#12 Comment By Sam Crane On May 5, 2004 @ 7:53 pm

Thanks to Joe for restoring a more constructive tone to the discussion here (something my own rant did not achieve). Jeff’s points are well taken. Bad teaching is a problem that should be discussed more openly. I have seen people denied tenure because their SCES scores were low (students perhaps do not realize how much influence they have, via SCES scores, in the tenure process), but I have also seen others sink into an embarrassing morass of bad teaching. It is obvious (most telling by dismally low enrollments) and difficult to address after tenure. I would push back, however, and ask: what makes for good teaching? I worry that performance skills may loom too large in the current definition. It may be that some of the “boring” or “uninspiring” teachers are actually imparting quite important lessons. But even with that caveat, bad teaching is still an issue. And faculty need to have a more wide ranging discussion of what makes for good teaching. Jeff’s generational point, while again well taken, is more problematic, to my mind. If the world has become more instrumentalist and materialist in recent decades, should we simply accept that and define “education” as that which allows for “success,” or should we resist and hold out for a definition of “education” that values the contemplative, the obscure, the deep, even the useless. After all Confucius said: “A gentleman is not a pot.” (the well educated person does not live by instrumentalist values).

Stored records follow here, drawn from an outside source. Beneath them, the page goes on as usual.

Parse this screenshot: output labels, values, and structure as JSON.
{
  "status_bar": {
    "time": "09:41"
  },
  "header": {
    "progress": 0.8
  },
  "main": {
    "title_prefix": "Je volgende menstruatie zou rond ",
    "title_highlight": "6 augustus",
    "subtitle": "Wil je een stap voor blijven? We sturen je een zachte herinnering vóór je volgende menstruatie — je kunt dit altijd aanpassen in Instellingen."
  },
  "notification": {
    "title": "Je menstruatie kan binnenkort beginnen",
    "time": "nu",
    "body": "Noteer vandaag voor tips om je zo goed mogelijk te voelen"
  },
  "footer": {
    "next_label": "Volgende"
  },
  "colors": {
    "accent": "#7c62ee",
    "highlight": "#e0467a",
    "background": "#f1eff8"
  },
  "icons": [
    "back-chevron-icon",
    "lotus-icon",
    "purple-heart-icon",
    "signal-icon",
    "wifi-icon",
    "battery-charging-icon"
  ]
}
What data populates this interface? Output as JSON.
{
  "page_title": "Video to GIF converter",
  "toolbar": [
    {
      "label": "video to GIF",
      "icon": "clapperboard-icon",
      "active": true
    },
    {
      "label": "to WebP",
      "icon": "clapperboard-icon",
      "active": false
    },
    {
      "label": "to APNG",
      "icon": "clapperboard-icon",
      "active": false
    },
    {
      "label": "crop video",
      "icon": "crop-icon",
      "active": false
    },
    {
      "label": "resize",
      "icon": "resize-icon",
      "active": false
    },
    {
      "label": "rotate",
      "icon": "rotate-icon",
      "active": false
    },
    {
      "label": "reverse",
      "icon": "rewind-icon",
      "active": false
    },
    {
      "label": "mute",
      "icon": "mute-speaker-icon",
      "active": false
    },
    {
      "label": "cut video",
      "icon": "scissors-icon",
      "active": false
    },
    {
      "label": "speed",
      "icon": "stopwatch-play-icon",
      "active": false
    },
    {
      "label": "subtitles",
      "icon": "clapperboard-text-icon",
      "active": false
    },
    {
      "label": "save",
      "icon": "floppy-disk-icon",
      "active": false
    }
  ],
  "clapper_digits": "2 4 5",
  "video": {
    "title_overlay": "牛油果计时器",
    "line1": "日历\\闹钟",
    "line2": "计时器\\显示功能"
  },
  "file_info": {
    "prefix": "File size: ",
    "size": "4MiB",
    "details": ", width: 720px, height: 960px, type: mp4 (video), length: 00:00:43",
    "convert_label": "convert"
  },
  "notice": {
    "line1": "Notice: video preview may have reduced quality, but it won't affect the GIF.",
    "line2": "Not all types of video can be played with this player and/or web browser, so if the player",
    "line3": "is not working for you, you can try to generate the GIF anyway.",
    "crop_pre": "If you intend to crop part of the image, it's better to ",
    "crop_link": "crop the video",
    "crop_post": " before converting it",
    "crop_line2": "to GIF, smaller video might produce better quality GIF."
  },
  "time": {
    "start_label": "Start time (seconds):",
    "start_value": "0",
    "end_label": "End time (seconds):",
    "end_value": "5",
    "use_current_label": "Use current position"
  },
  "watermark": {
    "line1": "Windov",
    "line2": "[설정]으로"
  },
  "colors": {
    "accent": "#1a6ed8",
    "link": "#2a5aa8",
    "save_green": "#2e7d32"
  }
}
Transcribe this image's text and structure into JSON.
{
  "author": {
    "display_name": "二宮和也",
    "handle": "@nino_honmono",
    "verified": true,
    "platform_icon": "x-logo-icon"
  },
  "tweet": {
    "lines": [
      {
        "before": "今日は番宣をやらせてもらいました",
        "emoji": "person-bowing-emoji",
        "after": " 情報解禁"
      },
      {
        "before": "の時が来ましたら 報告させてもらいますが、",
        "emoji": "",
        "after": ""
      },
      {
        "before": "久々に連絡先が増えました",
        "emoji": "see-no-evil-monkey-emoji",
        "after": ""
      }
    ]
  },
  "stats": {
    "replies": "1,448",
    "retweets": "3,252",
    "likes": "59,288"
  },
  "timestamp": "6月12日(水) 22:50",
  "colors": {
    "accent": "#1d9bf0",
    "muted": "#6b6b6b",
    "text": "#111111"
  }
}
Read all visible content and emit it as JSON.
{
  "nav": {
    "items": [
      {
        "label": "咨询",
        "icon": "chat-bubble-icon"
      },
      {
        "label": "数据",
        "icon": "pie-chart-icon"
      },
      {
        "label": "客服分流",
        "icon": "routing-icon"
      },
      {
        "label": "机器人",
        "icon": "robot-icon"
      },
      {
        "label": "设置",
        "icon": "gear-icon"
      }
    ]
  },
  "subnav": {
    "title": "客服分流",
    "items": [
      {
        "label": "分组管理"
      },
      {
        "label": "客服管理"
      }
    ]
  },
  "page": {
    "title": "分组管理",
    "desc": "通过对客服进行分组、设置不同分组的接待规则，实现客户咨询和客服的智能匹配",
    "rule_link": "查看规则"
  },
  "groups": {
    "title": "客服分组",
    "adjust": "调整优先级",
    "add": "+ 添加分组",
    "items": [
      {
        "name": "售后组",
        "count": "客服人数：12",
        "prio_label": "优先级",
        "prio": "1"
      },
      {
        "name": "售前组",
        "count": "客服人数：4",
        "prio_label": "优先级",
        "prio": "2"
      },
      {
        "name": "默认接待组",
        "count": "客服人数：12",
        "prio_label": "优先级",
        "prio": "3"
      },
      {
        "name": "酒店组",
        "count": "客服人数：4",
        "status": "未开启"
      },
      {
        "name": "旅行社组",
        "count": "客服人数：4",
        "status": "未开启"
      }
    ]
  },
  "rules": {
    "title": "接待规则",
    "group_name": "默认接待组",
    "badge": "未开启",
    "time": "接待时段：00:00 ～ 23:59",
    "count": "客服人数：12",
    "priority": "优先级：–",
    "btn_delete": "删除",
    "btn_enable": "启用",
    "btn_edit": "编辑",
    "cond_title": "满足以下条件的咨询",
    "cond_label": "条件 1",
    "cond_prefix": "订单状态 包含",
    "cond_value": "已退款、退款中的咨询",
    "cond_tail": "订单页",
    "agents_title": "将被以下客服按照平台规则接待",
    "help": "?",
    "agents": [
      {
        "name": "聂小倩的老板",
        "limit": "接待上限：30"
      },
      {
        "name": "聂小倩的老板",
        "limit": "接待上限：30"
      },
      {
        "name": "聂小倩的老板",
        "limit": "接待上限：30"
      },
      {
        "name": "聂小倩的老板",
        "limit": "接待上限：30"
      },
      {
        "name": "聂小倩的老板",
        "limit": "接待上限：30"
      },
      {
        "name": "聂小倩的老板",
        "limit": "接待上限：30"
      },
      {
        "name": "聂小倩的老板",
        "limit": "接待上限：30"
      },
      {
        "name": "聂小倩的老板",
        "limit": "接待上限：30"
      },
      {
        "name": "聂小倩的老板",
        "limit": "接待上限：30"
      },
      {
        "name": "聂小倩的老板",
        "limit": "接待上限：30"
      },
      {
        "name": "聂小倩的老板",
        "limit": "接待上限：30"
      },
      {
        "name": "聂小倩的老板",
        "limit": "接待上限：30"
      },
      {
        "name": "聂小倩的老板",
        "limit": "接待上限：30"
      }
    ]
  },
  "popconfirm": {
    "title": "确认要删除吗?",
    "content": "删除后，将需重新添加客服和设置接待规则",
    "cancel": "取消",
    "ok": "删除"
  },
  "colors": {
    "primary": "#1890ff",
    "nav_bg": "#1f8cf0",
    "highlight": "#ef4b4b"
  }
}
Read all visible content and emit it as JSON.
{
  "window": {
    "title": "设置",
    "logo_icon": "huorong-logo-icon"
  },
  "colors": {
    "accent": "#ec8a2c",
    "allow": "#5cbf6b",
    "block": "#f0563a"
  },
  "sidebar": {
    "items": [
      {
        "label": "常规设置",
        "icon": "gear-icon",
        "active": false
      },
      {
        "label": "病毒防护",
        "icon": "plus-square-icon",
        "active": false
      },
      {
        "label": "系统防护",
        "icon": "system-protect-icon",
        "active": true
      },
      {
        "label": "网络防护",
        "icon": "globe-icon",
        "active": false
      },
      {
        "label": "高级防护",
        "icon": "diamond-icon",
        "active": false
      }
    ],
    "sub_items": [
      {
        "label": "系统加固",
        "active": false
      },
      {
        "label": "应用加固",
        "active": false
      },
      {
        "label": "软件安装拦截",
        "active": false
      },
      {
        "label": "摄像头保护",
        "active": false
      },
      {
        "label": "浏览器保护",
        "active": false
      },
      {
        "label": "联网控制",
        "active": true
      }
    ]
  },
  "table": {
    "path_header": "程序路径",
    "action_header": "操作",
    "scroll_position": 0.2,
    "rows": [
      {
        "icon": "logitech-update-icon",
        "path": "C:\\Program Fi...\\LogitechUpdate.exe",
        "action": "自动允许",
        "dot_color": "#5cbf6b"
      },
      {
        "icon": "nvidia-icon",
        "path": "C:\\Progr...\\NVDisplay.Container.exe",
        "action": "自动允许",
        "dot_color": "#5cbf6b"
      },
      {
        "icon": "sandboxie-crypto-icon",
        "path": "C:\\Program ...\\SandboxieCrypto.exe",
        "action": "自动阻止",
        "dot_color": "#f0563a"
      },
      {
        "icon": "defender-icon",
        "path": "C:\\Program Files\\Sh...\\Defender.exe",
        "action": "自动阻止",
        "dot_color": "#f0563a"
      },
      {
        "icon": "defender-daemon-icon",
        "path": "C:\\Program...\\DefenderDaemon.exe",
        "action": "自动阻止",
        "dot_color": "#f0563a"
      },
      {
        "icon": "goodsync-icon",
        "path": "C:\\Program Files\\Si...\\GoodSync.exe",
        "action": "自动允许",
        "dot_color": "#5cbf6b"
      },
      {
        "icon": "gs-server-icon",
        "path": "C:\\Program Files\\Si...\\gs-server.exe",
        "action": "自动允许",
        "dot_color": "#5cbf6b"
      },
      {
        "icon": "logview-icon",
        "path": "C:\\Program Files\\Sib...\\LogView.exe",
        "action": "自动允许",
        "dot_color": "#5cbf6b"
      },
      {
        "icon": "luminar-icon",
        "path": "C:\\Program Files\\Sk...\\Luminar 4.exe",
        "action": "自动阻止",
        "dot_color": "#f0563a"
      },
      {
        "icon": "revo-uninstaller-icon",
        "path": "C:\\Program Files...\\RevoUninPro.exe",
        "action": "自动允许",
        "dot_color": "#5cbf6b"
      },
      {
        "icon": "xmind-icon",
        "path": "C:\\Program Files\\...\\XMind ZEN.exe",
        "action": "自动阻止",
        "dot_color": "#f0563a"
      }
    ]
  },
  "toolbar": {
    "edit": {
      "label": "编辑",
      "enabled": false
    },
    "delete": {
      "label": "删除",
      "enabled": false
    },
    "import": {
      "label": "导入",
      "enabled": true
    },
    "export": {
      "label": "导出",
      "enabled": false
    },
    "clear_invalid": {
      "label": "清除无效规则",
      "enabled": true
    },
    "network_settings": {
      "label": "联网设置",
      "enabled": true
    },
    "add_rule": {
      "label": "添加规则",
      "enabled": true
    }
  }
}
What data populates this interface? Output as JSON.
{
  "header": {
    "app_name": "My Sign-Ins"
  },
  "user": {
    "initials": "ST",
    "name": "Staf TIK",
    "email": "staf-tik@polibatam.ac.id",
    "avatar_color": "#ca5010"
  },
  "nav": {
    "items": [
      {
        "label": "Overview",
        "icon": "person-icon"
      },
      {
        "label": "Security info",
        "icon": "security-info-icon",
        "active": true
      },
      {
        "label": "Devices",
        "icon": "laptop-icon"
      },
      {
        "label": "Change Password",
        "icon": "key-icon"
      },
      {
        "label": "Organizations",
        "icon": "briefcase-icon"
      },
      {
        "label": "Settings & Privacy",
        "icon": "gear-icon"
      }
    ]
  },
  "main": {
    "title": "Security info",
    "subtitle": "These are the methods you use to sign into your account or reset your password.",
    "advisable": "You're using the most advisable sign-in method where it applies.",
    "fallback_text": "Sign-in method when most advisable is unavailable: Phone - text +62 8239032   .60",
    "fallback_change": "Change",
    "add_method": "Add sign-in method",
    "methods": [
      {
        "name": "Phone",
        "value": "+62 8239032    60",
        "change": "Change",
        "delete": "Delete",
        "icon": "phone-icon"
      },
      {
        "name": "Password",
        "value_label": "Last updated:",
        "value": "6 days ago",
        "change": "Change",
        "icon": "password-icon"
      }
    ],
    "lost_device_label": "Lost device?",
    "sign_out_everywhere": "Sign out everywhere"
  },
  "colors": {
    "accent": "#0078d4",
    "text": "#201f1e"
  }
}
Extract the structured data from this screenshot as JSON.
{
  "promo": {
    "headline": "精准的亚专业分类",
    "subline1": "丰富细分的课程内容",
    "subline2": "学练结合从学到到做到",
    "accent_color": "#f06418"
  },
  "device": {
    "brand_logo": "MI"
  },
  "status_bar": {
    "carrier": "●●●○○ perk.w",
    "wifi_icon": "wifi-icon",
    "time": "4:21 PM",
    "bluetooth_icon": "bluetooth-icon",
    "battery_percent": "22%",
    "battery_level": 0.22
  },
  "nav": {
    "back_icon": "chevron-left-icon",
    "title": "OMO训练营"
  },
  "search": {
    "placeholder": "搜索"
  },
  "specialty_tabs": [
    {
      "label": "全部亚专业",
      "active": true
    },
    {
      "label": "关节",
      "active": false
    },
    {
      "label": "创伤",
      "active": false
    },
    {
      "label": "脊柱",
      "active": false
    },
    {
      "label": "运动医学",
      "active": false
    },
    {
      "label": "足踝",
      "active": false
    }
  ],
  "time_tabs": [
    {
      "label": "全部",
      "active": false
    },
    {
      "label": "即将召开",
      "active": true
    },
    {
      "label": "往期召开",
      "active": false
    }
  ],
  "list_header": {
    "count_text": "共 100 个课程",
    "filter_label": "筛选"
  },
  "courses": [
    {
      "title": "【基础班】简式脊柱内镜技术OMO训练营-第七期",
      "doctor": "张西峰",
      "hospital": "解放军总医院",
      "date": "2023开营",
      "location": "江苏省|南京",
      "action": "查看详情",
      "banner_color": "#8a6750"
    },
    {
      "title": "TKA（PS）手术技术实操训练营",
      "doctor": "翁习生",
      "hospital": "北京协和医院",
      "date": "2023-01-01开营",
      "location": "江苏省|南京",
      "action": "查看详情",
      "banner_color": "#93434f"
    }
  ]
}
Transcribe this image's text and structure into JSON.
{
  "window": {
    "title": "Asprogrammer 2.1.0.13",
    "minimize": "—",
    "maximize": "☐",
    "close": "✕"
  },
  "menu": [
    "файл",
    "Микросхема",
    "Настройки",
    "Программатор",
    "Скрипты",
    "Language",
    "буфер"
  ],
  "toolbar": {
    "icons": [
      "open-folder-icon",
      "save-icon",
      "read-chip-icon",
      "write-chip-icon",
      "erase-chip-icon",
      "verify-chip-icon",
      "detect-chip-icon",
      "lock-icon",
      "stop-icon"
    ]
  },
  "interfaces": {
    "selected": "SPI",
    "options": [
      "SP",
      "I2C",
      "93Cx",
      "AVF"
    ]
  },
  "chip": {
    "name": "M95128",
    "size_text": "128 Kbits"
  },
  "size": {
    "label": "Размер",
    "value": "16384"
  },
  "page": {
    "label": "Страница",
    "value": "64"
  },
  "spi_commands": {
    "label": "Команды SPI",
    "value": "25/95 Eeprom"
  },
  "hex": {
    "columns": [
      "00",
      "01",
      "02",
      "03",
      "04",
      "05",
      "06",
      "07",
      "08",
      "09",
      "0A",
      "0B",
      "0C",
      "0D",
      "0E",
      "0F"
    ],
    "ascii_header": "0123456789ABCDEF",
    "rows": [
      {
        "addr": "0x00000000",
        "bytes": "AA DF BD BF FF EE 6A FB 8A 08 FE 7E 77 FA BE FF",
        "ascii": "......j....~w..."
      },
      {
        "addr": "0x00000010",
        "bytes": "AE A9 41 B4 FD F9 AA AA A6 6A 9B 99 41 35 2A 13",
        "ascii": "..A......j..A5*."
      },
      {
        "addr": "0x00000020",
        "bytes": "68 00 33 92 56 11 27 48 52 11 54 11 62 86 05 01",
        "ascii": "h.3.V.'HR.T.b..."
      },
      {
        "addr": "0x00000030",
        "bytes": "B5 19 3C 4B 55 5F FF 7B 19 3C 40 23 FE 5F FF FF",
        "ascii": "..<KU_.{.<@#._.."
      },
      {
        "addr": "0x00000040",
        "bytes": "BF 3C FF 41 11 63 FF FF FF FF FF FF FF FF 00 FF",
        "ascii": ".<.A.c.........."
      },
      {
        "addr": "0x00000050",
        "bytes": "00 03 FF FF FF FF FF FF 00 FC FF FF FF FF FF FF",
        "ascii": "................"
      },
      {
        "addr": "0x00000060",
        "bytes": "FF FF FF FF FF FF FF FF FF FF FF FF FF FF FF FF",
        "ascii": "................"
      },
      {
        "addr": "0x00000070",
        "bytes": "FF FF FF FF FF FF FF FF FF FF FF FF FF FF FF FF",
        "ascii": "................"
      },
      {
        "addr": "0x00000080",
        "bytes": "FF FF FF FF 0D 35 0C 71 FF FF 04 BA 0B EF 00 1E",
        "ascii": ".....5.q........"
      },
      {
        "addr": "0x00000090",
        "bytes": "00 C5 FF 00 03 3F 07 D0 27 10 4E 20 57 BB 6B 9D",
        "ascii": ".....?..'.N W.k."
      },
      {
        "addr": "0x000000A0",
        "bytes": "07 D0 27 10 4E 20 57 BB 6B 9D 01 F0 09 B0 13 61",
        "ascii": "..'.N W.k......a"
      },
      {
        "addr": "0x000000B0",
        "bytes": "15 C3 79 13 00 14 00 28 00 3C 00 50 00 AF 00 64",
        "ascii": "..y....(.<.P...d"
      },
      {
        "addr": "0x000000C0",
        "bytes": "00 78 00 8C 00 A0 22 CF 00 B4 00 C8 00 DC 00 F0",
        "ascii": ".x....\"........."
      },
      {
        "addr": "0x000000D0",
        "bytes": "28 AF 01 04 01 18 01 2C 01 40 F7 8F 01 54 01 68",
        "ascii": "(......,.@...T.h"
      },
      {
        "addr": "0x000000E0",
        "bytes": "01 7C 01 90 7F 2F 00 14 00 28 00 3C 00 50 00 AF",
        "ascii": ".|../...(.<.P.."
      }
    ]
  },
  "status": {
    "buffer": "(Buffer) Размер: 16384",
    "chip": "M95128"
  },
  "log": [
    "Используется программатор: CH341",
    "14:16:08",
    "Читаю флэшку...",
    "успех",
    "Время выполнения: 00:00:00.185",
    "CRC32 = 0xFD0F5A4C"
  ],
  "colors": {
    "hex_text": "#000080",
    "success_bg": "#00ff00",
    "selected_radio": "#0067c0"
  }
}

Here’s a deal: we do away with all athletic tips, which serve no use except to increase the number of athletic victories (all other athletic virtues – which I recognize – would obtain without tips), and we also make an unambiguous commitment to hold teaching as the highest value in evaluating faculty (currently we equivocate by saying teaching and research are of equal importance).

#13 Comment By David Kane On May 6, 2004 @ 5:29 am

Sam: I accept the deal! I’ll inform Morty of our decision later today!

PS. The great thing about (d)avid’s “parody” above is that, accept for the firing part, I agree with most of it.


#14 Comment By Mike On May 6, 2004 @ 9:32 am

(d)avid – when did EphBlog become a neocon project? This raises important questions: Should we eliminate the website in order to plot in secret? Do we need to recruit more Jews (I don’t think there’s one other conservative person at my temple, but I can try to recruit elsewhere)? Has anyone warned Prof. Wood?

#15 Comment By (d)avid On May 6, 2004 @ 11:14 am

Maybe I misspoke. I was paraphrasing an earlier comment on a different thread. I doubt the American Enterprise Institute is directly funding Ephblog (though Eric could verify that). And the term “project” would seem to imply far more organization and direction than Ephblog would seem to exhibit (Can we discuss Israeli Settlements? Will David continue posting Christmas cards from alums?).

As for plotting in secret, is that what neocons do? When Wolfowitz and Kristol were working at think tanks, it seemed they published quite a few of their thoughts. It seems they even came up with a cool moniker, “neo-conservative.” Odd behavior for a secret cabal (though secret societies at Yale are fairly public — maybe cabals aren’t what they used to be). Ephblog is fairly secret when compared to the Weekly Standard.

Ephblog is a gathering place for anyone interested in Williams. We’ve had comments from: alums, students, professors, townspeople, high school students, students at other colleges and some random issue experts. However, if one were to take a survey of the political attitudes of regular Ephblog contributors, I suspect that it would skew right. No conspiracy, just a non-random sample.

#16 Comment By Eric Smith ’99 On May 6, 2004 @ 12:54 pm

“I doubt the American Enterprise Institute is directly funding Ephblog (though Eric could verify that)”

EphBlog is run by contributions from visitors (see the donation button on the right) and from my own wallet. It helps that I happen to already lease a fast server with a lot of bandwidth anyway, so it is not a huge deal to add another site to it (EphBlog is fairly static and doesn’t get a ton of hits, that said I also don’t have ads on here).

I wish I had some cool story about how we were funded by illicit sale of methamphetamines to housewives in the midwest, but that would be a downright lie.